And remember, all of this cost me exactly zero dollars. I’ve now got 50% of my energy coming from renewable sources and all I had to do was sign up for an Arcadia Power account. Meanwhile, I just continue to pay my electricity bill as I normally would.
If you are at all interested in supporting clean energy, signing up for Arcadia Power is a no-brainer to me. The free plan costs absolutely nothing, so it won’t even cost you anything to improve your carbon footprint. Even if you don’t care about renewable energy at all, I’d still recommend using Arcadia Power simply because of the enhanced online dashboard that you get access to.
One thing to consider that isn’t really a problem is that Arcadia Power pays your electricity bill as soon as it receives it, which means that some people will be paying their electricity bill a little earlier than they’re used to. Not a big problem for most of us, but something to consider if you’re the type that likes to pay your bill on a specific day of the month. If you’re using a credit card to pay your bill (which you should since it’s free to use your credit card), then this actually won’t matter at all, since if you’re like most people, you probably just pay your credit card bill on the same day each month anyway. I think Arcadia Power was also looking at this issue because they recently added a “delay payment” button which allows you to delay your payment date to a later date. I haven’t used this feature since I don’t really have much reason to use it, but it’s nice to know that it’s there.
Arcadia Power also might not be available everywhere, so you’ll have to see if your zip code is supported. They do say that they’re available in all 50 states, but it’s possible there are certain zip codes that aren’t able to access Arcadia Power, for whatever reason.
The last point to consider is whether Arcadia Power has the staying power to make it or whether they’ll eventually have to get rid of their free plan. RECs aren’t free, so it has to cost Arcadia Power something to buy them. At this point, I’m not quite sure how they’re able to offer the free plan. If something does happen though, you can just decide then whether supporting renewable energy is worth the cost to you.
If you’re interested in signing up for Arcadia Power, be sure to use this referral link. You’ll then get a $20 Amazon gift card once you link your electric utility account to Arcadia Power. That’s a good thing too!

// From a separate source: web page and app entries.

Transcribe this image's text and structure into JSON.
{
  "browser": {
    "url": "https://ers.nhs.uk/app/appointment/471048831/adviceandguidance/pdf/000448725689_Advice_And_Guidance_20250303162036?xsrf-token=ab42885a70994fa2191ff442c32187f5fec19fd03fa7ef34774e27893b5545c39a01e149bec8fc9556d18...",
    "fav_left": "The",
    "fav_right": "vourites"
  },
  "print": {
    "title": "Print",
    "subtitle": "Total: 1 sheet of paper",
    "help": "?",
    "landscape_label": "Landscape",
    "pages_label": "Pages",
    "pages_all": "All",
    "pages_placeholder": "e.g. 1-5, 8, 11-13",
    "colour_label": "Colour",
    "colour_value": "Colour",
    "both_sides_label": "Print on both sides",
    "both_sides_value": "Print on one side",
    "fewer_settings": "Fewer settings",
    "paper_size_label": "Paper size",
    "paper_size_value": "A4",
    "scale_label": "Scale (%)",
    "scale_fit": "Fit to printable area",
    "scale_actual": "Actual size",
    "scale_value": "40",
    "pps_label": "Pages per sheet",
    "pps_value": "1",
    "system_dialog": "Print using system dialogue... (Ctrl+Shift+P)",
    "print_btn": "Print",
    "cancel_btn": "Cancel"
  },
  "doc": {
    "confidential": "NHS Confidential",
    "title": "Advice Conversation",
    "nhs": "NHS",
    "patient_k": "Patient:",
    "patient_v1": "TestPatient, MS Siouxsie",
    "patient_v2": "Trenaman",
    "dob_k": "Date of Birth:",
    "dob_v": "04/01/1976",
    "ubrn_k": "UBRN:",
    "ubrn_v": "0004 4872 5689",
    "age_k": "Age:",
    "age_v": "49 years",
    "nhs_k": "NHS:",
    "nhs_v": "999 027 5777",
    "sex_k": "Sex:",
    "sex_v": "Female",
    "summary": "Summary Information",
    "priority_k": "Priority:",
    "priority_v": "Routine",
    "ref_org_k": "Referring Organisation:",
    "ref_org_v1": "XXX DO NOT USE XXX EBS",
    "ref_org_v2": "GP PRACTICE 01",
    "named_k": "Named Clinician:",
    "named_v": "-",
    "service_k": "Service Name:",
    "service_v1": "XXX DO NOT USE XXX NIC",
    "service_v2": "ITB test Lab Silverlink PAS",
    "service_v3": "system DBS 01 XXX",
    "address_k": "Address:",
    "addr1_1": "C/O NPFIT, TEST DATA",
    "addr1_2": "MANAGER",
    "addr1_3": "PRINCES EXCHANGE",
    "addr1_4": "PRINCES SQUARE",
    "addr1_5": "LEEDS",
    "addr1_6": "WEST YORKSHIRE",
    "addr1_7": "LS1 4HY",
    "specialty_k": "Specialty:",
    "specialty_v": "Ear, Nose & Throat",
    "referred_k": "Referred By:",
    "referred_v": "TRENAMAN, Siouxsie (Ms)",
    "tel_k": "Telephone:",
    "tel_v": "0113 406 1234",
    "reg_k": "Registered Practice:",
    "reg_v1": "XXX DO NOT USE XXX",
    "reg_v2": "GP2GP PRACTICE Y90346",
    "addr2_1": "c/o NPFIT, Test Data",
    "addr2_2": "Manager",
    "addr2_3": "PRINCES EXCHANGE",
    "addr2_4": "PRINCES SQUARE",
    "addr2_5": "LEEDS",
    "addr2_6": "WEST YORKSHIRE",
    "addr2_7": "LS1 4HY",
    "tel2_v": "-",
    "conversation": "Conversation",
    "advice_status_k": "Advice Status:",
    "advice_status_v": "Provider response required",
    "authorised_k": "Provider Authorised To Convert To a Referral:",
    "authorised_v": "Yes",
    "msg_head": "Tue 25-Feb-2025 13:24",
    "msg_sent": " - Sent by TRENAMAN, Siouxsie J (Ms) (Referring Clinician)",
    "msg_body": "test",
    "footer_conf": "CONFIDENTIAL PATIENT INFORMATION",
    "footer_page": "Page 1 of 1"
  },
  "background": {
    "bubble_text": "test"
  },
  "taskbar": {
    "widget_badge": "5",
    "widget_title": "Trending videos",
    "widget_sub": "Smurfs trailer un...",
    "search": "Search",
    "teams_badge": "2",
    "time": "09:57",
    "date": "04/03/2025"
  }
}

Let me know how Arcadia Power works for you or if you’re considering any other ways to support renewable energy sources!